Oh, John might love him, but Atlantis is something else altogether. (He'd once jokingly called the city John's wife and himself his mistress and John hadn't bothered trying to convince him otherwise.) She's too firmly entrenched in his mind. That might just be the case with all pastores, but he somehow doubts it. Janus' words to him from months before echo in his own mind: Ten thousand years in a cathedra, in constant communication with an urbs-navis with more sensors and scanners and systems most of our descendants can't dare imagine might one day exist? Even if Licinus doesn't consciously realise it, he's bound to remember every moment of it, in excruciating detail."
No, John isn't a normal pastor and Atlantis has taken advantage of it. She's taken over his mind, he can see it now in the way, despite himself, he opens his mouth and forces out the words, "I've an idea."
Elizabeth looks relieved, almost smiling when she says, "Let's hear it."
"I could Ascend."
The others stare at him like they don't know what to make of his words.

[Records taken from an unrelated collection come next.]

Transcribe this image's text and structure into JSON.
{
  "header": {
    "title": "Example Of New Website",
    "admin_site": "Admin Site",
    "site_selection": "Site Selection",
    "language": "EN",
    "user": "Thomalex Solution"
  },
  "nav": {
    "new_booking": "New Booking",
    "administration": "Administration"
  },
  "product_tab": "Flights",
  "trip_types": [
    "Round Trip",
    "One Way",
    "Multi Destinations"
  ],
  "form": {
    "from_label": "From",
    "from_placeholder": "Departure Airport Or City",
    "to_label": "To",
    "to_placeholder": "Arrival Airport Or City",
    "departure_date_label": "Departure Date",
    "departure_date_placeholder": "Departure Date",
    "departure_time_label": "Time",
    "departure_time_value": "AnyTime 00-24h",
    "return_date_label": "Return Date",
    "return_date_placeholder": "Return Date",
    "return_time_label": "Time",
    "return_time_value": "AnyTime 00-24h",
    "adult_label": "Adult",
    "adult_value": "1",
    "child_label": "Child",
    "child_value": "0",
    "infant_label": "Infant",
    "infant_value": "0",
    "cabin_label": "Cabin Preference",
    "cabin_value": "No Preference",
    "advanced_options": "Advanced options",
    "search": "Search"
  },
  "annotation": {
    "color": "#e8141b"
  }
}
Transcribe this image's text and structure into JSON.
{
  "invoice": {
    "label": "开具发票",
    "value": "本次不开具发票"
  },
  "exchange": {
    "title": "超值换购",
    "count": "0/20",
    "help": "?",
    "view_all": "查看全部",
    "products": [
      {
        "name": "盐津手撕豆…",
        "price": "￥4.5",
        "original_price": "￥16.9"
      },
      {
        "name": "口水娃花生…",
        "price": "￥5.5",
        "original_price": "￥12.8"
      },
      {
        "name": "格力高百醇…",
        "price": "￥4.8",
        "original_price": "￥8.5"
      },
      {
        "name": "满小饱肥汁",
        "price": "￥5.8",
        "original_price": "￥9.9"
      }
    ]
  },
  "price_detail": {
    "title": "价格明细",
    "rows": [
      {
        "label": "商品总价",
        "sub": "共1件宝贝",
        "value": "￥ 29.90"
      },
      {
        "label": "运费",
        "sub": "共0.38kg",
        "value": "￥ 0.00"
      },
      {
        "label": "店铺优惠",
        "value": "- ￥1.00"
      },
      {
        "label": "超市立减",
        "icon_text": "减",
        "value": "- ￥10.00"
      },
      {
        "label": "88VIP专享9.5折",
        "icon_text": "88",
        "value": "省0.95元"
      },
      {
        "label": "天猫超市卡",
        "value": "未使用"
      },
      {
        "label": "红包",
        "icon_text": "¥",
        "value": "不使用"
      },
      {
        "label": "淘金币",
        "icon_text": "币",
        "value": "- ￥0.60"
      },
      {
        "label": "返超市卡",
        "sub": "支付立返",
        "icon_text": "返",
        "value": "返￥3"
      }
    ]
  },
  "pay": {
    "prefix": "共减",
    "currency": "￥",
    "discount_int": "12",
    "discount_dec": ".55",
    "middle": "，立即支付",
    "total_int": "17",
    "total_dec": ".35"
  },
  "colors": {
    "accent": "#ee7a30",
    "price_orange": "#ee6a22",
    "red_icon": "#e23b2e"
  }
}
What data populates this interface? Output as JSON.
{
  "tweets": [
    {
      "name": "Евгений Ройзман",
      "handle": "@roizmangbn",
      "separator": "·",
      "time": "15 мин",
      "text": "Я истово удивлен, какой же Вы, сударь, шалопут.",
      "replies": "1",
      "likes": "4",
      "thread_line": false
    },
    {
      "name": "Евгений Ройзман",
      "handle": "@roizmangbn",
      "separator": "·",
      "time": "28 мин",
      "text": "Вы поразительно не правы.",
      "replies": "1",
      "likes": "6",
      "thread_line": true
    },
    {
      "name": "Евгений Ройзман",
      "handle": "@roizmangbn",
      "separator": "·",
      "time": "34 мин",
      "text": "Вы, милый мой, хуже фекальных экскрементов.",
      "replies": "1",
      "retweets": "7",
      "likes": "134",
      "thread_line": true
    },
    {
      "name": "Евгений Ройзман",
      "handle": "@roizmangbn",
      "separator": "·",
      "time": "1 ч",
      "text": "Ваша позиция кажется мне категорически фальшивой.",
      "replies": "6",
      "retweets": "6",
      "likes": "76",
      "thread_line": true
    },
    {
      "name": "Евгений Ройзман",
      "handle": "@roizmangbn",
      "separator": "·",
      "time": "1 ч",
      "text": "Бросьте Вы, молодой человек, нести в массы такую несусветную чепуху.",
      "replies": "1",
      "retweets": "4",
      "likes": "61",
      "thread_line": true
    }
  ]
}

Rodney just tries to get his mouth working and can't. This has to be Atlantis' idea because there's just no way John could ever come up with an idea like that, even if he is crazy and self-destructive and suicidal. It's-
Actually, it's a perfect John-idea now that he thinks of it. It puts all of the burden and all of the risk on him, leaving the rest of them free to escape unscathed should they choose to do so.
"I'm not that far from it, actually," he continues surprisingly. "I just never wanted to. But if I do that, I should have the power to stop the Wraith attack. It won't stop others from trying again but it'll buy you some time to find a charged ZPM."
Rodney thinks he's going to be sick.
Elizabeth looks like she might join him. "But aren't there rules about...? When Doctor Jackson interfered when he was Ascended, the others..." The others punished him and you rather got the impression that returning him to corporal form was about the least-punishing of things they could have done to him.
"Yeah, there are rules. The others will probably punish me. If I'm lucky they'll just chain me to Lantea, rather like they did with Chaya... If I'm not," he shrugs, trying (and somehow succeeding) for nonchalance, "well, at least Atlantis will be safe. And that's all that matters."
"You can't," Rodney hears himself saying faintly and John's eyes latch onto him. They look like they want to say so much, much like they had during the storm when John had grabbed hold of him like he never, ever wanted to let go, only more so.
They've only been together two months, give or take. But he'll be damned if he's going to give it up just so John can get himself Ascended. Screw Atlantis he wants to say, but can't because, well, it's Atlantis. If it was anything – anyone – else, Rodney thinks he could but he can't ask John not to try. To do so would be to deny everything about the man he's fallen (dare he think it?) in love with and he can't do that. Not to John.
That doesn't mean he has to like it though and he's about to say so when John steps closer, looking like he knows exactly what's going through Rodney's mind, and kisses him right there in the Control Room in front of the others.
It's a perfect kiss, as if John's going for something he's going to be able to look back at for the rest of eternity and think in this moment, I was happy, and when he pulls back Rodney can already feel him growing more insubstantial, a bright white light pouring from his body...